Video Expelled from Pakistan, Afghan Refugees Return to Increased Hardship

Undocumented refugees returning to Afghanistan from Pakistan have no jobs, no support system, and no home return to, and international aid agencies say they and the government are overwhelmed and under-resourced. Ayesha Tanzeem has more from Kabul.
Video

Video Britain Makes Controversial Move to Crack Down on Extremism

Britain is moving to tighten controls on extremist rhetoric, even when it does not incite violence or hatred -- a move that some are concerned might unduly restrict basic freedoms. It is an issue many countries are grappling with as extremist groups gain power in the Middle East, fueled in part by donations and fighters from the West. VOA’s Al Pessin reports from London.
Video

Video Floodwaters Recede in Houston, but Rain Continues

Many parts of Texas are recovering from one of the worst natural disasters to hit the southwestern state. Heavy rains on Monday and early Tuesday caused rivers to swell in eastern and central Texas, washing away homes and killing at least 13 people. As VOA’s Greg Flakus reports from Houston, floodwaters are receding slowly in the country's fourth-largest city, and there likely is to be more rain in the coming days.
Video

Video 3D Printer Makes Replica of Iconic Sports Car

Cars with parts made by 3D printers are already on the road, but engineers are still learning about this new technology. While testing the possibility of printing an entire car, researchers at the U.S. Department of Energy recently created an electric-powered replica of an iconic sports roadster. VOA’s George Putic has more.
Video

Video Al-Shabab Recruitment Drive Still on In Kenya

The al-Shabab militants that have long battled for control of Somalia also have recruited thousands of young people in Kenya, leaving many families disconsolate. Mohammed Yusuf recently visited the Kenyan town of Isiolo, and met with relatives of those recruited, as well as a many who have helped with the recruiting.
Video

Video US Voters Seek Answers From Presidential Candidates on IS Gains

The growth of the Islamic State militant group in Iraq and Syria comes as the 2016 U.S. presidential campaign kicks off in the Midwest state of Iowa.   As VOA’s Kane Farabaugh reports, voters want to know how the candidates would handle recent militant gains in the Middle East.
Video

Video A Small Oasis on Kabul's Outskirts Provides Relief From Security Tensions

When people in Kabul want to get away from the city and relax, many choose Qargha Lake, a small resort on the outskirts of Kabul.

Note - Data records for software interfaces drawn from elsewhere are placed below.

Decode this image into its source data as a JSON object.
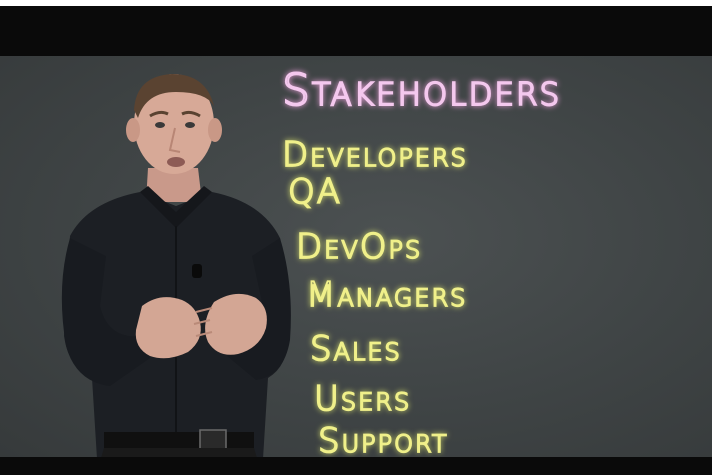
{
  "board": {
    "heading": "Stakeholders",
    "items": [
      {
        "label": "Developers"
      },
      {
        "label": "QA"
      },
      {
        "label": "DevOps"
      },
      {
        "label": "Managers"
      },
      {
        "label": "Sales"
      },
      {
        "label": "Users"
      },
      {
        "label": "Support"
      }
    ]
  },
  "colors": {
    "board": "#43484a",
    "heading_ink": "#f4c8ee",
    "list_ink": "#f0f08a",
    "letterbox": "#0a0a0a"
  }
}
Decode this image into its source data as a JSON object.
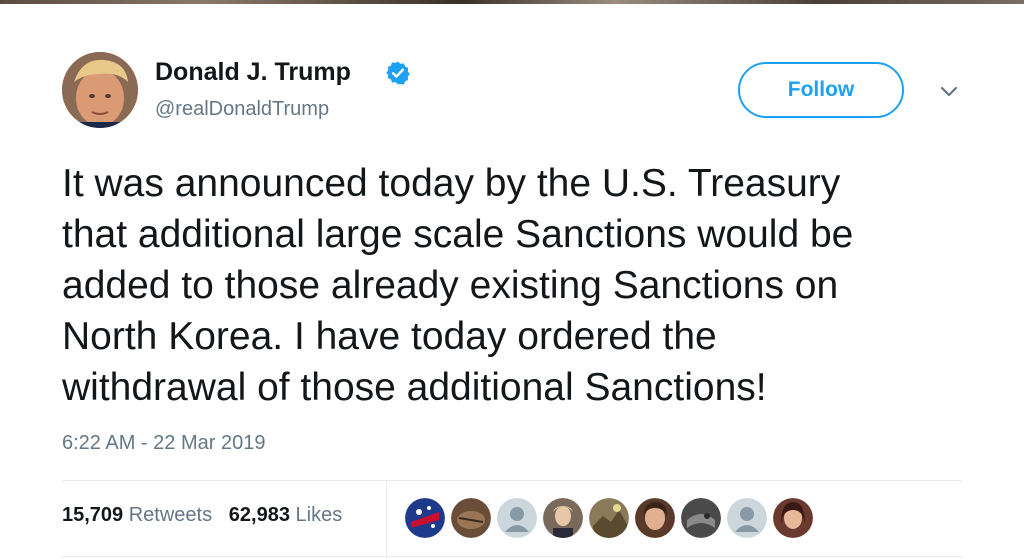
{
  "tweet": {
    "author_name": "Donald J. Trump",
    "handle": "@realDonaldTrump",
    "follow_label": "Follow",
    "text": "It was announced today by the U.S. Treasury\nthat additional large scale Sanctions would be\nadded to those already existing Sanctions on\nNorth Korea. I have today ordered the\nwithdrawal of those additional Sanctions!",
    "timestamp": "6:22 AM - 22 Mar 2019",
    "retweets_count": "15,709",
    "retweets_label": "Retweets",
    "likes_count": "62,983",
    "likes_label": "Likes"
  },
  "colors": {
    "accent": "#1da1f2",
    "secondary_text": "#657786",
    "primary_text": "#14171a",
    "divider": "#e6ecf0"
  },
  "icons": {
    "verified": "verified-badge-icon",
    "menu": "chevron-down-icon",
    "default_avatar": "default-user-icon"
  }
}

Ayesha Tanzeem visited and talked with people about the precious oasis.
Video

Video Film Festival Looks at Indigenous Peoples, Culture Conflict

A recent Los Angeles film festival highlighted the plight of people caught between two cultures. Mike O'Sullivan has more on the the Garifuna International Film Festival, a Los Angeles forum created by a woman from Central America who wants the world to know more about her culture.
Video

Video Kenyans Lament Losing Sons to al-Shabab

There is agony, fear and lost hope in the Kenyan town of Isiolo, a key target of a new al-Shabab recruitment drive. VOA's Mohammed Yusuf visits Isiolo to speak with families and at least one man who says he was a recruiter.
Video

Video Scientists Say Plankton More Important Than Previously Thought

Tiny ocean creatures called plankton are mostly thought of as food for whales and other large marine animals, but a four-year global study discovered, among other things, that plankton are a major source of oxygen on our planet. VOA’s George Putic reports.
Video

Video Kenya’s Capital Sees Rise in Shisha Parlors

In Kenya, the smoking of shisha, a type of flavored tobacco, is the latest craze. Patrons are flocking to shisha parlors to smoke and socialize. But the practice can be addictive and harmful, though many dabblers may not realize the dangers, according to a new review. Lenny Ruvaga has more on the story for VOA from Nairobi, Kenya.
Video

Video Iowa Family's Sacrifice Shaped US Military Service for Generations

Few places in America have experienced war like Waterloo. This small town in the Midwest state of Iowa became famous during World War II not for what it accomplished, but what it lost. As VOA’s Kane Farabaugh reports, the legacy of one family’s sacrifice is still a reminder today of the real cost of war for all families on the homefront.

VOA Blogs